To flip with a baitcaster, open the bail and hook the line near the reel with your non-dominant thumb. Pull out an arms length or so of fishing line and close the bail. From here you'll swing or “flip” the tip of the rod to cast the lure while controlling the lure's momentum with the fishing line in your non-dominant hand.
To pitch with a baitcaster, let out enough line so that when you grab the lure with your non-dominant hand, the line is taught and the lure is near the reel. For a 7 foot rod this would be roughly 6 feet of line between the lure and tip of the rod.
How To Pitch a Baitcaster
- With the reel in your dominant hand and lure held near the reel in the other hand, press the button to open the bail and stop the spool from moving by holding it with your thumb.
- Hold the reel about chest high with the tip of the rod pointing down at roughly a 45 degree angle.
- Let go of the lure so that it swings to swing in a pendulum motion.
- As the lure begins picking up momentum, let off the spool with your thumb, and without moving your arm, swiftly lift the tip of the rod with a flicking motion of the wrist. Make sure the fishing line stays taught the whole time.
- Control the momentum of the lure by feathering the spool with your thumb as needed to land the lure gently.
Frequently Asked Questions
How far should I be able to cast with a baitcaster?
If you check forum posts, the consensus on how far the average fisherman casts a baitcaster is around 25-30 yards. With that said, it is possible to cast out to 50 or 60 yards even, but it requires lots of practice, a good rod, reel, line, and adequate lure weight.
You'll also need to have your brakes and spool tension as loose as you can get them without backlashing. Casting accuracy is far more important than distance in most circumstances, so it's best to focus on practicing casting your lure exactly where you want it to go.
Practice casting within distances you know you can reach while focusing on accuracy, let the casting distance come naturally with it. As you gain confidence with your baitcaster you can back off the spool tension and brakes to increase your casting distance.

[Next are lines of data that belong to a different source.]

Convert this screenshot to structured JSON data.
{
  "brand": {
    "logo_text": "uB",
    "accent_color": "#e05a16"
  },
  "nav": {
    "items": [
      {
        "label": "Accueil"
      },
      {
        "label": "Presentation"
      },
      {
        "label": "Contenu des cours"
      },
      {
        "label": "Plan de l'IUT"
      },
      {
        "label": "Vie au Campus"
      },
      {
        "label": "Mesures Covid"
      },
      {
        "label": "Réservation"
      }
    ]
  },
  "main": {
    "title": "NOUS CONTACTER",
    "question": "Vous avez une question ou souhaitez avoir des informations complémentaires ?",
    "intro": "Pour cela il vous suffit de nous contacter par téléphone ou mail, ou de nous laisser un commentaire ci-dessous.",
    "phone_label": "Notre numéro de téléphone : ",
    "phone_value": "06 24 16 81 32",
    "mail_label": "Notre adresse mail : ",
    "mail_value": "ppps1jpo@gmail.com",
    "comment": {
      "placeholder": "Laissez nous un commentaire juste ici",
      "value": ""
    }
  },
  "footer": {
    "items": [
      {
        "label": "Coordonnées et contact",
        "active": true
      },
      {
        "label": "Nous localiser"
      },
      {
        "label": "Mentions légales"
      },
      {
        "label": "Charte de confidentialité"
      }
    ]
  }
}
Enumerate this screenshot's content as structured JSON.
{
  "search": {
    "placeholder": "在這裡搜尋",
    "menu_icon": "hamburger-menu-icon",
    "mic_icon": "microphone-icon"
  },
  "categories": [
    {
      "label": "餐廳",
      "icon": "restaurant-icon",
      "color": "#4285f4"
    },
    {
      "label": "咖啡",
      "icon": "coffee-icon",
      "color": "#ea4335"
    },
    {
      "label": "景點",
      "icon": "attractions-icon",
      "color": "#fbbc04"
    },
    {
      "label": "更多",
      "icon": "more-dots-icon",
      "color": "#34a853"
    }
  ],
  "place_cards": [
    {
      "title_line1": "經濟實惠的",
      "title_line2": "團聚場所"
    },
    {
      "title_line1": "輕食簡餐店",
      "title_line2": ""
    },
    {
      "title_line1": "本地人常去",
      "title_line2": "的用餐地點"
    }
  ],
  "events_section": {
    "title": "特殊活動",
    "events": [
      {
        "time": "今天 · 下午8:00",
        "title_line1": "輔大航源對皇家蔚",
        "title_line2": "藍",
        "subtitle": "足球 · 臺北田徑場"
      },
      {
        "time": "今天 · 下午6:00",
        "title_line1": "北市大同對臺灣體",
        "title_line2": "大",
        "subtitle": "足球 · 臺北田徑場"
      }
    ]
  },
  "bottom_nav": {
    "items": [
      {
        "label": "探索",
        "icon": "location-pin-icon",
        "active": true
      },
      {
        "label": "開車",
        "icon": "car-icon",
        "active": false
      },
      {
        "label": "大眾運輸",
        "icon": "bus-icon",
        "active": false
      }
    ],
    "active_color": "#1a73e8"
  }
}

How far should I be able to pitch with a baitcaster?
Pitching with a baitcaster is a highly valuable skill to learn with a baitcaster. Once you've mastered the basics, pitching 10-15 yards with high accuracy is not uncommon. You lose out on accuracy as the distance increases, but it is possible to pitch over 15 yards. The ability to pitch far is very useful when bank fishing as there are often places you can't cast regularly. Pitching requires lots of practice, so make sure you put in the time and effort to get good at it.
Learning to cast a baitcaster requires some practice to get down. They're often more intimidating than spinning reels for a beginner due to the extra moving parts, but learning to fish with them opens up a ton of fun and exciting ways to catch bass.
Be patient, practice making accurate casts, and you'll learn how to cast, pitch, and flip with a baitcaster just like the pro's in no time!